And Alex Gino, winner of the Mike Morgan & Larry Romans Award for their debut novel (Gino prefers the personal pronoun they), George, reminded the audience that for trans people, "our first priority is staying alive, and our second priority is being ourselves. Progress brings backlash, and that backlash falls on the most marginalized," and that for every school, library, or bookstore that invites Gino to speak, there are others silently censoring George. "Here I am, at this pinnacle of my life, accepting a queer award—in Orlando, where we just lost 49 people, most of them queer, most of them Latinx, most of them in their 20s." Understanding that although "we don't control the past, and we barely have a handle on the present, we can guide the future," Gino imagined one in which there's "a very cis, dude bro...drunk off his butt" who sees a trans woman on the street and "is able to think of [George protagonist] Melissa's story...and he sees that person, and that person makes it through the night. Nothing happens. That's my goal."

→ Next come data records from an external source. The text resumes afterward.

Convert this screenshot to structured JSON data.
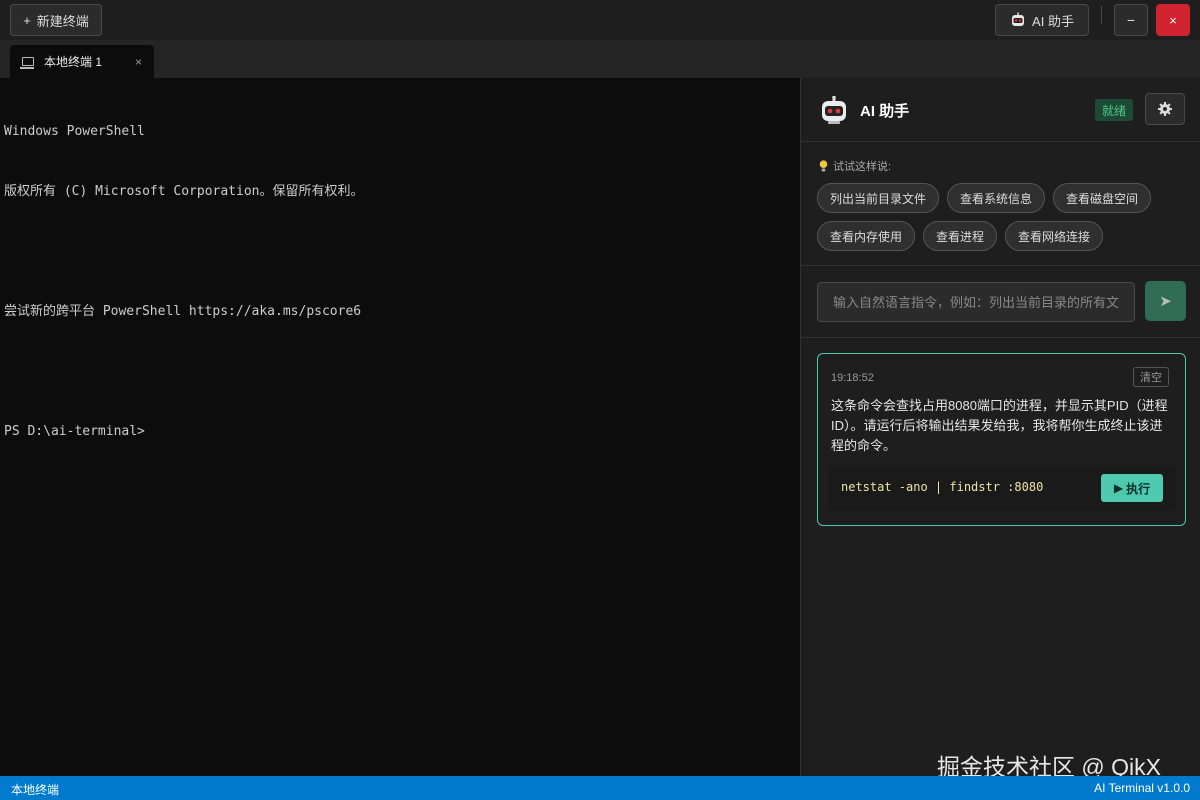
{
  "toolbar": {
    "new_terminal": "新建终端",
    "ai_button": "AI 助手",
    "minimize": "−",
    "close": "×"
  },
  "tabs": [
    {
      "label": "本地终端 1",
      "close": "×"
    }
  ],
  "terminal": {
    "lines": [
      "Windows PowerShell",
      "版权所有 (C) Microsoft Corporation。保留所有权利。",
      "",
      "尝试新的跨平台 PowerShell https://aka.ms/pscore6",
      "",
      "PS D:\\ai-terminal>"
    ]
  },
  "assistant": {
    "title": "AI 助手",
    "status": "就绪",
    "suggest_label": "试试这样说:",
    "suggestions": [
      "列出当前目录文件",
      "查看系统信息",
      "查看磁盘空间",
      "查看内存使用",
      "查看进程",
      "查看网络连接"
    ],
    "input_placeholder": "输入自然语言指令，例如：列出当前目录的所有文件",
    "card": {
      "time": "19:18:52",
      "clear": "清空",
      "text": "这条命令会查找占用8080端口的进程，并显示其PID（进程ID）。请运行后将输出结果发给我，我将帮你生成终止该进程的命令。",
      "command": "netstat -ano | findstr :8080",
      "execute": "执行"
    }
  },
  "watermark": "掘金技术社区 @ QikX",
  "statusbar": {
    "left": "本地终端",
    "right": "AI Terminal v1.0.0"
  },
  "colors": {
    "accent": "#4ec9b0",
    "statusbar": "#007acc",
    "close_button": "#d1232f",
    "ready_badge": "#4ec98b"
  }
}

It's a good one.—V.S.

Vicky Smith is the children's & teen editor.